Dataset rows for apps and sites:
************

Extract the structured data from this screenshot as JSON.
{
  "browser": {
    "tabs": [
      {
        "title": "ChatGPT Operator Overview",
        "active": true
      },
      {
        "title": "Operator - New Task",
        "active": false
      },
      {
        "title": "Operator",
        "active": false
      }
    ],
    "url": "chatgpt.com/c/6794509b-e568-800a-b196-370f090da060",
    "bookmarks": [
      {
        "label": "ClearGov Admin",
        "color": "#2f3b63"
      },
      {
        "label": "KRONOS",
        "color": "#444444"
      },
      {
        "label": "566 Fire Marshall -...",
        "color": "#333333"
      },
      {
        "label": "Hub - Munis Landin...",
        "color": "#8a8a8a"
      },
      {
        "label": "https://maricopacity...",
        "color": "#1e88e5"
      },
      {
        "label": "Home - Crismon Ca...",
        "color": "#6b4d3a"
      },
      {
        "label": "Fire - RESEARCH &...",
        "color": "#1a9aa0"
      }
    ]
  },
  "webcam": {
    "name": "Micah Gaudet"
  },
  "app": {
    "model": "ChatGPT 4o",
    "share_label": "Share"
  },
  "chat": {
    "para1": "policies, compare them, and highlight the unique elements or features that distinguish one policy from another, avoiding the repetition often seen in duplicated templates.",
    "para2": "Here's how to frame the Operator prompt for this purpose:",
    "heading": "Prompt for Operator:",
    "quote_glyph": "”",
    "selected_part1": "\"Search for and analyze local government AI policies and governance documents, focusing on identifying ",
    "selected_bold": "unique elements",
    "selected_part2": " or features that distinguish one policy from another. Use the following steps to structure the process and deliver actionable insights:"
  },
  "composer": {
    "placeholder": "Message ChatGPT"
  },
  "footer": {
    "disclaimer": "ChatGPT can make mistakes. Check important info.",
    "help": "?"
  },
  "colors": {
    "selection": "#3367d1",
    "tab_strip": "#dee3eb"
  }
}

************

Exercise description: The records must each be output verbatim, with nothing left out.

Solution:
Extract the structured data from this screenshot as JSON.
{
  "browser": {
    "tabs": [
      {
        "title": "ChatGPT Operator Overview",
        "active": true
      },
      {
        "title": "Operator - New Task",
        "active": false
      },
      {
        "title": "Operator",
        "active": false
      }
    ],
    "url": "chatgpt.com/c/6794509b-e568-800a-b196-370f090da060",
    "bookmarks": [
      {
        "label": "ClearGov Admin",
        "color": "#2f3b63"
      },
      {
        "label": "KRONOS",
        "color": "#444444"
      },
      {
        "label": "566 Fire Marshall -...",
        "color": "#333333"
      },
      {
        "label": "Hub - Munis Landin...",
        "color": "#8a8a8a"
      },
      {
        "label": "https://maricopacity...",
        "color": "#1e88e5"
      },
      {
        "label": "Home - Crismon Ca...",
        "color": "#6b4d3a"
      },
      {
        "label": "Fire - RESEARCH &...",
        "color": "#1a9aa0"
      }
    ]
  },
  "webcam": {
    "name": "Micah Gaudet"
  },
  "app": {
    "model": "ChatGPT 4o",
    "share_label": "Share"
  },
  "chat": {
    "para1": "policies, compare them, and highlight the unique elements or features that distinguish one policy from another, avoiding the repetition often seen in duplicated templates.",
    "para2": "Here's how to frame the Operator prompt for this purpose:",
    "heading": "Prompt for Operator:",
    "quote_glyph": "”",
    "selected_part1": "\"Search for and analyze local government AI policies and governance documents, focusing on identifying ",
    "selected_bold": "unique elements",
    "selected_part2": " or features that distinguish one policy from another. Use the following steps to structure the process and deliver actionable insights:"
  },
  "composer": {
    "placeholder": "Message ChatGPT"
  },
  "footer": {
    "disclaimer": "ChatGPT can make mistakes. Check important info.",
    "help": "?"
  },
  "colors": {
    "selection": "#3367d1",
    "tab_strip": "#dee3eb"
  }
}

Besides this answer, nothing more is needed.